I was blessed with a supporting family when I decided to turn the corner and be a responsible parent for my child. It was June 11, 1991, and I still remember telling my late grandmother Qattuq about my decision. I remember the pride she had, how she said my late mother should have been there to hear the news. I sought help and attended a program in Dettah, N.W.T. and continued to get support when I moved south that fall to attend university. Those programs and supports allowed me to have the strength to combat my addiction. I am very grateful to this day.
Unfortunately, today in Nunavut, we still do not have the necessary support and treatment available for those who may want to defeat their addictions. If one seeks help, they have to travel elsewhere and once they return to their homes, they are exposed to the same environment without the support they may require to change their ways. I dream of a day when a person will have the support in their home community and the option to get treatment in our homeland with culturally appropriate programming.
We are not there yet, and to place more immiluuq for consumption without this is not productive in my opinion. We have many challenges as a territory and immiluuq has been the source of many of them. So let us focus on becoming healthy people first before we add more grief to our society with more of the same. Sugar-coating the outlet as a beer and wine store is not promoting responsible drinking. I have passed out with either of those beverages while I was binging.
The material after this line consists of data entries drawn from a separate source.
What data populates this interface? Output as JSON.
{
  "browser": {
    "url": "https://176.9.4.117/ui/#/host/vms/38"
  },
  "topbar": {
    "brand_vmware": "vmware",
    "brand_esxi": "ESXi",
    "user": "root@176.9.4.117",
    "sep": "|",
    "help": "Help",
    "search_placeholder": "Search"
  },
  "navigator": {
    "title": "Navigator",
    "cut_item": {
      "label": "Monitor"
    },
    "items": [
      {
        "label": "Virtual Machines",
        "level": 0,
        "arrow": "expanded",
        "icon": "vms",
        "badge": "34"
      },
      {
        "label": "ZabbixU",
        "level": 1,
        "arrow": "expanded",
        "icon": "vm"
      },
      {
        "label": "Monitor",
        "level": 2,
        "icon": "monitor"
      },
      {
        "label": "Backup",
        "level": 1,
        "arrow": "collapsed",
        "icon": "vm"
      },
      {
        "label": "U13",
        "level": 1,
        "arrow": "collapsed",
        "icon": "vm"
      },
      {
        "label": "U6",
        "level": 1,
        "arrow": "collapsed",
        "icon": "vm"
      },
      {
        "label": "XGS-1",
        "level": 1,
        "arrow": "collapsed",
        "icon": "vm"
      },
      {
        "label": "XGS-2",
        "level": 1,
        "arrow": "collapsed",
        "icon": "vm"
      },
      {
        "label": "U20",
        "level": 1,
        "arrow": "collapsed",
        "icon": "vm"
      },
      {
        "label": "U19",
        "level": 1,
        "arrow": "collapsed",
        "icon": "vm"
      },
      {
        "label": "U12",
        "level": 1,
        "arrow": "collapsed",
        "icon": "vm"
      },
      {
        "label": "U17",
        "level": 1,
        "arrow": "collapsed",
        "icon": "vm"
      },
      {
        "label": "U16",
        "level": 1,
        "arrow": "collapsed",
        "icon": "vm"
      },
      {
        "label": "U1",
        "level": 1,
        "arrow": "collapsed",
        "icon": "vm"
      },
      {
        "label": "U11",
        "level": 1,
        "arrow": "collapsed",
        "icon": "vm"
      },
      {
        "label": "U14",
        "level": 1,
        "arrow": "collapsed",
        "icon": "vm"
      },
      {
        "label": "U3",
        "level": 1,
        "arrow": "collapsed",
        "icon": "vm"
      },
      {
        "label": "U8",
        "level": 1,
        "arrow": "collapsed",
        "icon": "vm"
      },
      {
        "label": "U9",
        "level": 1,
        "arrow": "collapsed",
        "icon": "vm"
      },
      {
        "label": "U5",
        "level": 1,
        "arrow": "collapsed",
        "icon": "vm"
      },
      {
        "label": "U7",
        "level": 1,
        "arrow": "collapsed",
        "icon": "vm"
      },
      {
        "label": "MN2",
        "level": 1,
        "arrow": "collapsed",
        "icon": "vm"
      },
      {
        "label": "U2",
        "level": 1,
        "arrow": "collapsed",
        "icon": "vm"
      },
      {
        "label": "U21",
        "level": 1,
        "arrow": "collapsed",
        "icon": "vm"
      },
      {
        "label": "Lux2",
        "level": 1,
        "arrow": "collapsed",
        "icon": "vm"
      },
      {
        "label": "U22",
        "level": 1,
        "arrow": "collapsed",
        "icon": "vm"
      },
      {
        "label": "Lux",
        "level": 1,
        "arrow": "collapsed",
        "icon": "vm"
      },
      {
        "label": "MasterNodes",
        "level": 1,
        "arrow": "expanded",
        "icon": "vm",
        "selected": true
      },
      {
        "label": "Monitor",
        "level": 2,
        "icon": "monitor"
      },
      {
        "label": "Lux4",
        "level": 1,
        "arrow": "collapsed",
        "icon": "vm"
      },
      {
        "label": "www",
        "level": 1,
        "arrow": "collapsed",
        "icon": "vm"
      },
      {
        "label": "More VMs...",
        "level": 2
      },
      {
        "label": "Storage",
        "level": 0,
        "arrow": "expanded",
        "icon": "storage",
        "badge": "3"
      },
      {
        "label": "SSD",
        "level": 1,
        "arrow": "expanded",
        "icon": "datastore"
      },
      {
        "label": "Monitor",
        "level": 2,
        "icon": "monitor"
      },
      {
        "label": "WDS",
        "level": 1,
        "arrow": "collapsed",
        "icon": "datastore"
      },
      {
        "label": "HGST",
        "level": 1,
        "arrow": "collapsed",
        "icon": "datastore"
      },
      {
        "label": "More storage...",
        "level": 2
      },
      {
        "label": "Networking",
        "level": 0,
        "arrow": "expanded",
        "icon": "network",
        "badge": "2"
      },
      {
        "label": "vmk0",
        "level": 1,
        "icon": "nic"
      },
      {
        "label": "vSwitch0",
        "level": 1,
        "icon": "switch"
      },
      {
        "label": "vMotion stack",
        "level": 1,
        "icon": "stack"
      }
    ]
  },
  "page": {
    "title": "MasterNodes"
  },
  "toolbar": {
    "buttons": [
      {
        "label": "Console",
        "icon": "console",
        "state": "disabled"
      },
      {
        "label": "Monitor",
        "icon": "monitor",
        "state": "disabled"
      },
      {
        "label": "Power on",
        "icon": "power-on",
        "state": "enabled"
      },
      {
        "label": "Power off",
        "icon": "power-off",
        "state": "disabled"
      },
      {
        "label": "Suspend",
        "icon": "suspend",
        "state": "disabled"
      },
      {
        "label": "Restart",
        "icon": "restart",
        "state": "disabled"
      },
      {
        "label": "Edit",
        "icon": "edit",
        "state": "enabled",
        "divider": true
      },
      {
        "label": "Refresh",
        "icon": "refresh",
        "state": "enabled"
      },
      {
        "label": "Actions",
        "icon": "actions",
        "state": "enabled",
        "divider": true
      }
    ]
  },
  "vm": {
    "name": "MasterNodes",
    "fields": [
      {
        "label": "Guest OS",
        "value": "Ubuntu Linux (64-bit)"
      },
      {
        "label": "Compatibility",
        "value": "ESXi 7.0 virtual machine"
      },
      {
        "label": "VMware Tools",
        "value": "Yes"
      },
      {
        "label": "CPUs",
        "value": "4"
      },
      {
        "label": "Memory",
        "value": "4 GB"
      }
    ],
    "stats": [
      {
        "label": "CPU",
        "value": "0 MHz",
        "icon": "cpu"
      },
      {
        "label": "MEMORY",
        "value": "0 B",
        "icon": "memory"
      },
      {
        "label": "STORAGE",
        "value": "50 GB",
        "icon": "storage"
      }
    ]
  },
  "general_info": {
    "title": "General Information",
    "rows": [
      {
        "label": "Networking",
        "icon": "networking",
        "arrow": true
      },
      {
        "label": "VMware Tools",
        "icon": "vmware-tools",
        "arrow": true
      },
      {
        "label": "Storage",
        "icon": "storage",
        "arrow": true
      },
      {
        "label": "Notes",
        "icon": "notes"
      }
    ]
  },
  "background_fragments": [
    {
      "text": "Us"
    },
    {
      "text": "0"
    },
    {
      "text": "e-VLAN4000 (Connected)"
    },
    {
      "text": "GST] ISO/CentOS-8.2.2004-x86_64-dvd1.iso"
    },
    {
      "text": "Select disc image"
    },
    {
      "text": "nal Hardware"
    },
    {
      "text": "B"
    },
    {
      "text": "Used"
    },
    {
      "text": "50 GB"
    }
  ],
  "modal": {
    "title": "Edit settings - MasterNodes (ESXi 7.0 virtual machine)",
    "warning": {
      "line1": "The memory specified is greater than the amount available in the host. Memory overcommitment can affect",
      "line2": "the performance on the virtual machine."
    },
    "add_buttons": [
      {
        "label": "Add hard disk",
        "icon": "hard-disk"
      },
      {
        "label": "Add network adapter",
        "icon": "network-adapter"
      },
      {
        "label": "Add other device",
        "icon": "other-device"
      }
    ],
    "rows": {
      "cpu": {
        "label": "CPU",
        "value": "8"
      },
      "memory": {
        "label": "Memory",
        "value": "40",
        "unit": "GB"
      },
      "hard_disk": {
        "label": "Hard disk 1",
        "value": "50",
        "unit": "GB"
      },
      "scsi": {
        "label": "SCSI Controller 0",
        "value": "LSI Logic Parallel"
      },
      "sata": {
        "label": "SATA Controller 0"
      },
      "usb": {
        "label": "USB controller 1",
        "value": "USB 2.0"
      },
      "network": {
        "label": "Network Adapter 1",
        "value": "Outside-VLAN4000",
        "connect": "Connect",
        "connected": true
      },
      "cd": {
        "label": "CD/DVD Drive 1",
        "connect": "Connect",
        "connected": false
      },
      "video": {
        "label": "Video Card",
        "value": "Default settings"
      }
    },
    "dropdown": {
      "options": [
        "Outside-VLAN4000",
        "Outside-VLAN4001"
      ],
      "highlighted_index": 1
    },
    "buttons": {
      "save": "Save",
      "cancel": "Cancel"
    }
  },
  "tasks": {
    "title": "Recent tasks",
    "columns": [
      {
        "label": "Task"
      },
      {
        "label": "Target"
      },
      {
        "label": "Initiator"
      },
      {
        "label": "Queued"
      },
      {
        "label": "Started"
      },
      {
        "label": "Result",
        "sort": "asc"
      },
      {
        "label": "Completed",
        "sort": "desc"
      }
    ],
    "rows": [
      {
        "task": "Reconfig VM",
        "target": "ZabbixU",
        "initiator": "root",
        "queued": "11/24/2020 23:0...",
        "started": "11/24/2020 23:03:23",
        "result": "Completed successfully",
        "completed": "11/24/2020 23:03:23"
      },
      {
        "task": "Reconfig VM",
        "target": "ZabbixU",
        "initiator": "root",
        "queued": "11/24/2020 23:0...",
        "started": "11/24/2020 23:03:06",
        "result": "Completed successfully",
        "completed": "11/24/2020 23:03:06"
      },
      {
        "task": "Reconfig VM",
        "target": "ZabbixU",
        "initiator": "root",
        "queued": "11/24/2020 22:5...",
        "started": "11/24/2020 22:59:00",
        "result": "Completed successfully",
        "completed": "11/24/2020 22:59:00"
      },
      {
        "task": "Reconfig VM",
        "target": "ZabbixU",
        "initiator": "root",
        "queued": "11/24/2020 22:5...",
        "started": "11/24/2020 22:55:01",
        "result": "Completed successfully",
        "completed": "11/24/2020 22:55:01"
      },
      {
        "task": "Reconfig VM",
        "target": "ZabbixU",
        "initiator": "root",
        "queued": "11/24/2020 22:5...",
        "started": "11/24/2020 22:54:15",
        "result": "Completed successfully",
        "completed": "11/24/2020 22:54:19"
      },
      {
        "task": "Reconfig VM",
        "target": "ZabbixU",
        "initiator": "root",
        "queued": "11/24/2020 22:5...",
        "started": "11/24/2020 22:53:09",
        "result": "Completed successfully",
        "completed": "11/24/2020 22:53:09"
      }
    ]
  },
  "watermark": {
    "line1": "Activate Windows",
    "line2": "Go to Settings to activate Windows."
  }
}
We as Inuit were a healthy society without immiluuq, and can live healthy and productive lives without it. We need to offer better ways of supporting those in need, instead of feeding their addictions. Taima. Qujjanamiiiq (Thank you).
My name is Paul and I am an alcoholic.